When people speak of being exhausted by “attack” ads nowadays, I understand them in a new sense. What they mean, I think, is not that they are too squeamish to handle harsh realities, but that they have neither the time nor the skill to ferret out the truth of all the incessant allegations. Every claim requires massive research. Obama’s minions can argue that the economy is actually improving; and people like me, though they smell a rat, would not really grasp the sort of “shell game” bookkeeping that generated the statement even if we had time to find an exposé of it online. One grows exhausted with it all, just as if, returned in a dream to one’s student days, one were assigned a major test and a homework exercise in a new chapter for the next period’s meeting.
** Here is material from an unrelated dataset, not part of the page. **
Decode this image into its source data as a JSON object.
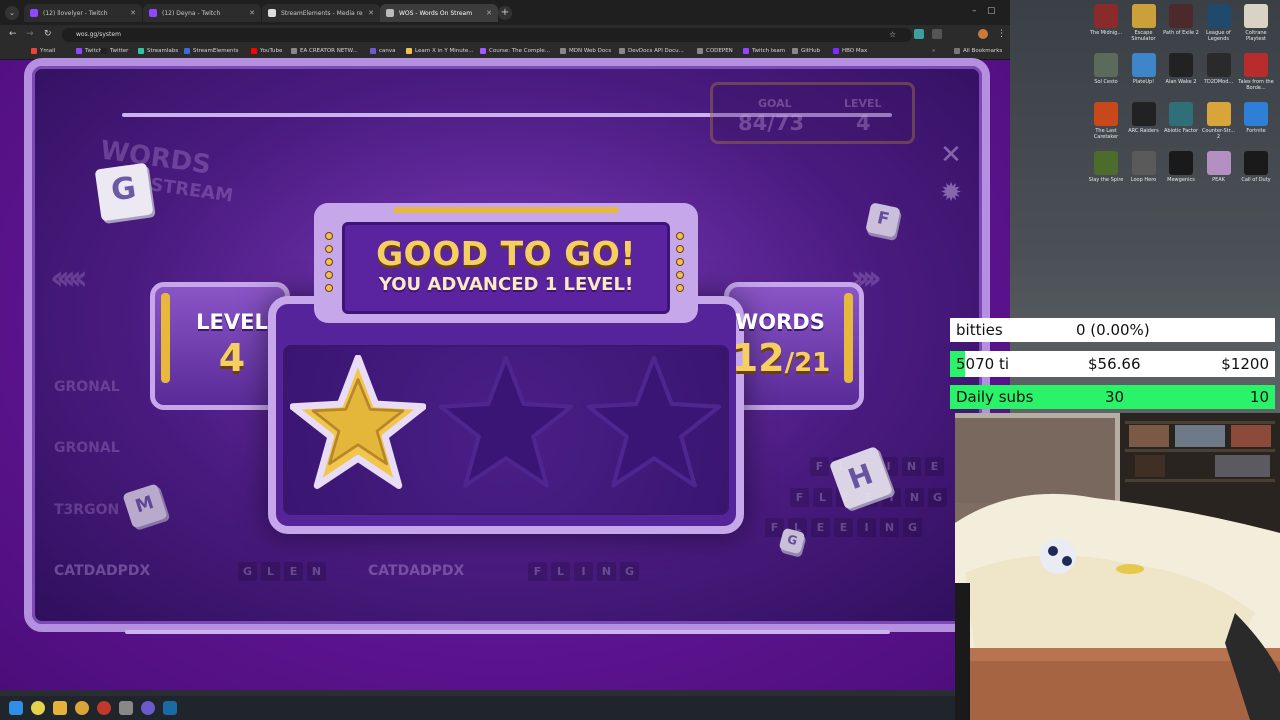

There isn’t time to do the homework; and even if there were, too many new concepts have not yet been explained.
I took Herman Cain’s protests of innocence at face value because the witnesses against him seemed too rehearsed and too easily produced from nowhere. I accepted Rick Santorum’s explanation at face value when he defended his liberal votes as concessions to President Bush’s leadership. I don’t really care if Romney has cut a few corners on his taxes or not, because I don’t crave another man’s money nor do I think that people who pay no income tax at all (i.e., the most vigorous Romney-haters) are in a position to whine. But hard evidence, one way or the other? Where do you find it? Tax documents are probably almost as easy to fake as birth certificates. Where is the human being within these holograms? Who can read these people’s souls? The ways of the soul, said Heraclitus, are an abyss—and in that abyss may dwell mermaids… or the Loch Ness monster. I’m tired of abysses.
Be as negative as you like, gentlemen—but confine it to your opponent’s economic and social vision. If I were only going to vote for someone I trusted personally, I would write in Joe the Plumber.
1) The “documentary” first aired on Discovery’s Animal Planet on May 25, 2012. See Neil Genzlinger’s review at http://tv.nytimes.com/2012/05/26/arts/television/mermaids-the-body-found-on-animal-planet.html.
2) As luck would have it, the show was aired again as I was putting the last touches to this piece. No disclaimer of any sort appeared at the beginning; and at the very end of the scrolling credits appeared a paragraph containing the word “fictional” in some context that only a master speed-reader could have supplied. It truly seems to me that the film’s creators and/or The Discovery Channel were suborning misinterpretation while keeping their vestigial tail fully covered within the letter of the law.
3) See Leon Ó Bróin, An Maidíneach (Baile Átha Cliath: Sáirséal agus Dill, 1971).
4) I think it entirely defensible to argue, by the way, that Mitt Romney would be better served by playing the Thurston Howell role (from the childishly cliché Gilligan’s Island series) to its blue-blooded, snobby hilt. Inasmuch as the alternative is a stereotype from Tyler Perry’s House of Payne, young voters, especially, might prefer a chairman-of-the-board figure in these hard times to a lovably bungling buffoon. At any rate, I strongly suspect that what young people find most off-putting about Romney is his very resistance to the Country Club template. They perceive it as disingenuous. I do not advocate his ceasing such resistance, I would stress. On the contrary, I think it bodes ill for our democratic republic that the way to win future elections is probably to manipulate dominant templates in the entertainment world. As Dobie Gillis would have said, we’re doomed.